§ Task details: Print every line of the records below exactly as it reads.

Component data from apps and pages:
········

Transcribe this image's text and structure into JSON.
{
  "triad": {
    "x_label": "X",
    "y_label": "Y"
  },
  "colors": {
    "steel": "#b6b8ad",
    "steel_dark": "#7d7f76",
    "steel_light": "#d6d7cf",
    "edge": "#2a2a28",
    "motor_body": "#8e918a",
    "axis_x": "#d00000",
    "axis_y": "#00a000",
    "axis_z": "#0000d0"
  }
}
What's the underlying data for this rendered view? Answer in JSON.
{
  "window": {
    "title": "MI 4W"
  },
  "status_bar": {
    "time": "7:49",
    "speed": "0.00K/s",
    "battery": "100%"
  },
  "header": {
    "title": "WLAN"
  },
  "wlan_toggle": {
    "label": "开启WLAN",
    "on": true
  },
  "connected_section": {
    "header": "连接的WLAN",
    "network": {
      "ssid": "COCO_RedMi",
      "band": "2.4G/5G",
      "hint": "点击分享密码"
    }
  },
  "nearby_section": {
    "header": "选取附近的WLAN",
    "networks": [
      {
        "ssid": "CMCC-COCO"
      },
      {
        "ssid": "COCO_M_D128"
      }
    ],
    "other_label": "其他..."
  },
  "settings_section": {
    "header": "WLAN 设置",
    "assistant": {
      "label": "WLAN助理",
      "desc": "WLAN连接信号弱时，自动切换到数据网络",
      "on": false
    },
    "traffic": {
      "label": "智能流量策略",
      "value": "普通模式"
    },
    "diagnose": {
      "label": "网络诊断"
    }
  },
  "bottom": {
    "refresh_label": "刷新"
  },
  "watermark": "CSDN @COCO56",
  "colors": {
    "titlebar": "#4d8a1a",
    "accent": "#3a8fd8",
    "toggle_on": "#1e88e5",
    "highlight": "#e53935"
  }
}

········

§ Answer:
Transcribe this image's text and structure into JSON.
{
  "triad": {
    "x_label": "X",
    "y_label": "Y"
  },
  "colors": {
    "steel": "#b6b8ad",
    "steel_dark": "#7d7f76",
    "steel_light": "#d6d7cf",
    "edge": "#2a2a28",
    "motor_body": "#8e918a",
    "axis_x": "#d00000",
    "axis_y": "#00a000",
    "axis_z": "#0000d0"
  }
}
What's the underlying data for this rendered view? Answer in JSON.
{
  "window": {
    "title": "MI 4W"
  },
  "status_bar": {
    "time": "7:49",
    "speed": "0.00K/s",
    "battery": "100%"
  },
  "header": {
    "title": "WLAN"
  },
  "wlan_toggle": {
    "label": "开启WLAN",
    "on": true
  },
  "connected_section": {
    "header": "连接的WLAN",
    "network": {
      "ssid": "COCO_RedMi",
      "band": "2.4G/5G",
      "hint": "点击分享密码"
    }
  },
  "nearby_section": {
    "header": "选取附近的WLAN",
    "networks": [
      {
        "ssid": "CMCC-COCO"
      },
      {
        "ssid": "COCO_M_D128"
      }
    ],
    "other_label": "其他..."
  },
  "settings_section": {
    "header": "WLAN 设置",
    "assistant": {
      "label": "WLAN助理",
      "desc": "WLAN连接信号弱时，自动切换到数据网络",
      "on": false
    },
    "traffic": {
      "label": "智能流量策略",
      "value": "普通模式"
    },
    "diagnose": {
      "label": "网络诊断"
    }
  },
  "bottom": {
    "refresh_label": "刷新"
  },
  "watermark": "CSDN @COCO56",
  "colors": {
    "titlebar": "#4d8a1a",
    "accent": "#3a8fd8",
    "toggle_on": "#1e88e5",
    "highlight": "#e53935"
  }
}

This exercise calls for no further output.